Why is Israel world-renowned as the ‘start-up nation’ and a leading source of technological innovation? While existing scholarship focuses on the importance of skill development during Israel Defense Forces (IDF) service, we argue that the key role of the Academic Reserve has been overlooked. Established in the 1950s as part of David Ben-Gurion’s vision for a scientifically and technologically advanced defense force, the Academic Reserve is a special program in which the IDF sends selected high school graduates to earn academic degrees before they complete an extended term of military service. After finishing their service, most participants go on to contribute to Israel’s successful high-tech industry. By focusing on the role of the Academic Reserve, we provide a broader understanding of Israel’s ongoing technological success.
Stephen Poliakoff and the Archive

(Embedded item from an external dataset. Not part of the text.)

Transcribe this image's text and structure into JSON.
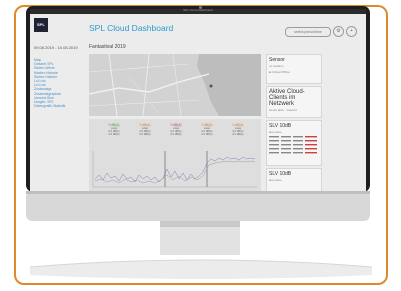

The writer-director Stephen Poliakoff’s thematic concerns with history and memory have repeatedly returned to the archive as a site of discovery. Poliakoff’s use, and exploration, of archives in his work has coincided with a marked rise in mainstream cultural engagement with archives for personal use, as well as an archival turn in literary scholarship. This article explores the different types of archive and archival material found in Poliakoff’s dramas for stage and screen, mapping the topography of public and private archives in his work, in turn revealing the commentaries these dramas are making about how we create and use archives, and who and what they are for.